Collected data
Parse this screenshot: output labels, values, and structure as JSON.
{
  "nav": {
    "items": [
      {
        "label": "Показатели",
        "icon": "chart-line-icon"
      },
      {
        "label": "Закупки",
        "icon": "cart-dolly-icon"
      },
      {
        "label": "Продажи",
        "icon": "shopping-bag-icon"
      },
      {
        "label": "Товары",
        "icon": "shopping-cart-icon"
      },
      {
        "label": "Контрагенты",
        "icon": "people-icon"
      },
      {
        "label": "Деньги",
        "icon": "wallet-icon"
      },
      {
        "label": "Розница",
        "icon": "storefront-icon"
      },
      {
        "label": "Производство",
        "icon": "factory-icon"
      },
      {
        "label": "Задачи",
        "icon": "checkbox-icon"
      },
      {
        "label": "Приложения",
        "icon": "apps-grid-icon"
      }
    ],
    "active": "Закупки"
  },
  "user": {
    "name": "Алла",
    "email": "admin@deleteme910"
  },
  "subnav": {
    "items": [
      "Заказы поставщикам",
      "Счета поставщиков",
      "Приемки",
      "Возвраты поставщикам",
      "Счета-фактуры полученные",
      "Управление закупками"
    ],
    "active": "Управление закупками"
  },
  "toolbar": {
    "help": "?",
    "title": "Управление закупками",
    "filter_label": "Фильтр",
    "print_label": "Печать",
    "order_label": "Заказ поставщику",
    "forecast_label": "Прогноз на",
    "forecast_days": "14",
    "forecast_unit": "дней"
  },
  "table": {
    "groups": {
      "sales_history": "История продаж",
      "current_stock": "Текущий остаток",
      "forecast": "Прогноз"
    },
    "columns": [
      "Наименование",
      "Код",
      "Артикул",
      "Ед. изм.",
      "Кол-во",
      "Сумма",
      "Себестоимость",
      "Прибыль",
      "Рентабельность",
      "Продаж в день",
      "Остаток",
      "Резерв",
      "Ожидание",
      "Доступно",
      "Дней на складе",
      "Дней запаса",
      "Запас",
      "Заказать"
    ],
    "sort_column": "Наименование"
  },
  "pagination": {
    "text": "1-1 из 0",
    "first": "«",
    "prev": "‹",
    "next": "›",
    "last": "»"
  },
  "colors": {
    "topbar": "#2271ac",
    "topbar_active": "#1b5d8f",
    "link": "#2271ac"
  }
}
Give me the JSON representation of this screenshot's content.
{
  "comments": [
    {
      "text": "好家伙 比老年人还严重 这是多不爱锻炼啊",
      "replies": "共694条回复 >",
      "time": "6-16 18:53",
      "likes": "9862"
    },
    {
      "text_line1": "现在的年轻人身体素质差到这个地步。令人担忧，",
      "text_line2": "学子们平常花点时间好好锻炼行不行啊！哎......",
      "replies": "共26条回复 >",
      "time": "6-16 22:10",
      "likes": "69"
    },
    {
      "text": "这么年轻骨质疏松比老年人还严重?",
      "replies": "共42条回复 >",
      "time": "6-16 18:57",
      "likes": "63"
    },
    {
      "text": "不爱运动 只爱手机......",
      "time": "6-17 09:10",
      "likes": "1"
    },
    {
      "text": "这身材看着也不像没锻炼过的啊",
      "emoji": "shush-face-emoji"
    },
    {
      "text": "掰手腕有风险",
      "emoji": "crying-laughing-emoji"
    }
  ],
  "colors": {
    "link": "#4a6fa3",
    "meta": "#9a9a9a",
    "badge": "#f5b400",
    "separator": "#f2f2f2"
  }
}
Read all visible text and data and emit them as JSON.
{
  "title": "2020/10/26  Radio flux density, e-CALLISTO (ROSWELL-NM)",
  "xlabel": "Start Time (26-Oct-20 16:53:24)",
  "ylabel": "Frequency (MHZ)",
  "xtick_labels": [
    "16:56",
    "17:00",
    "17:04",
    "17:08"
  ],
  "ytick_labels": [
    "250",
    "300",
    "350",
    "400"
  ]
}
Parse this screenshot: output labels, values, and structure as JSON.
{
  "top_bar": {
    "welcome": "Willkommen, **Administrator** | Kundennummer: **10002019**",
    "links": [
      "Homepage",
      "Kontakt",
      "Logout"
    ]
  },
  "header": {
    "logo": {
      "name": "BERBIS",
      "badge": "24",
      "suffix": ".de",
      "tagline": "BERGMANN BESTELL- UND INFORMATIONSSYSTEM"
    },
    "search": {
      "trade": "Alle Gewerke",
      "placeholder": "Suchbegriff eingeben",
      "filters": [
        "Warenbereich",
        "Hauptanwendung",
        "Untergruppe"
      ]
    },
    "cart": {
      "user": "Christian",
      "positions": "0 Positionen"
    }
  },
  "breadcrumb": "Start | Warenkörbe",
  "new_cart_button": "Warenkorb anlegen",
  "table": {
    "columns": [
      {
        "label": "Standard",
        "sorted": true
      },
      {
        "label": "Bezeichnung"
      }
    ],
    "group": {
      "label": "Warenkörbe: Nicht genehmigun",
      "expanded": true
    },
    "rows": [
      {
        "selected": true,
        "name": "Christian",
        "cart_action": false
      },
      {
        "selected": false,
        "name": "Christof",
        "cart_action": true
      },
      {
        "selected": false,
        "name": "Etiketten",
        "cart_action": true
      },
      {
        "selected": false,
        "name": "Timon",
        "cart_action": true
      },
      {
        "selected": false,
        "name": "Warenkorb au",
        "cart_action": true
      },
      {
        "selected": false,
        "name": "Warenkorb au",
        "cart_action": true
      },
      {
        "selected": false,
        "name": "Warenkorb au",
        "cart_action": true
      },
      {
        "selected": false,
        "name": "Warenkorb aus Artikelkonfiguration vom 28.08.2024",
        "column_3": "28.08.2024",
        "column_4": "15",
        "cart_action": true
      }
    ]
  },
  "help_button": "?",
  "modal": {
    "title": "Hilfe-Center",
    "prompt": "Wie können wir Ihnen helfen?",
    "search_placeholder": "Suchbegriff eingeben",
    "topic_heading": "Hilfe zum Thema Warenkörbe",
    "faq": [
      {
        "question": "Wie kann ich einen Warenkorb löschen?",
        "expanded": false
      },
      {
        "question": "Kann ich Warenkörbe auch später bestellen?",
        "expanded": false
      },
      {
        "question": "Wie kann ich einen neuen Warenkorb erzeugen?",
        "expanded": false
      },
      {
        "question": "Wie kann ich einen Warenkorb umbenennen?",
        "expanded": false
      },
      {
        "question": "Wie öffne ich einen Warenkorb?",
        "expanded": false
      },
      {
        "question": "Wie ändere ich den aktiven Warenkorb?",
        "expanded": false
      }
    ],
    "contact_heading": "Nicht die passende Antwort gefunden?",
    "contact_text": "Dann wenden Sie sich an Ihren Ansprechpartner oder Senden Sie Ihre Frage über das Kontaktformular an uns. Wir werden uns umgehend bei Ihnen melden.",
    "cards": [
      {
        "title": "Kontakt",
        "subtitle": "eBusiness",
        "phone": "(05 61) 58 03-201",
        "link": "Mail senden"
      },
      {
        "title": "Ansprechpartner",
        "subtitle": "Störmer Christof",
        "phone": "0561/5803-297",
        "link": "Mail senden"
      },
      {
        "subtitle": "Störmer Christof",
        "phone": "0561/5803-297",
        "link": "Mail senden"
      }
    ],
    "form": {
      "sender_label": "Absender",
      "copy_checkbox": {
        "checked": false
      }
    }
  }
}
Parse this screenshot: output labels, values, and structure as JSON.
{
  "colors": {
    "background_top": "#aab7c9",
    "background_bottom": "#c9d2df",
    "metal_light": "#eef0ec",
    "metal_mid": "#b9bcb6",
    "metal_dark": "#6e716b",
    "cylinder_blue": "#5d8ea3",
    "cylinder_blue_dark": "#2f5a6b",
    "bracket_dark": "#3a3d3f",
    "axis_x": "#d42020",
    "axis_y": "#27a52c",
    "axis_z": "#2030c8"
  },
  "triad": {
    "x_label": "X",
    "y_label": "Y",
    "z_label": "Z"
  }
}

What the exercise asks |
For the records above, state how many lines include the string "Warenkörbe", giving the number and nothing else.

Solution to the problem |
4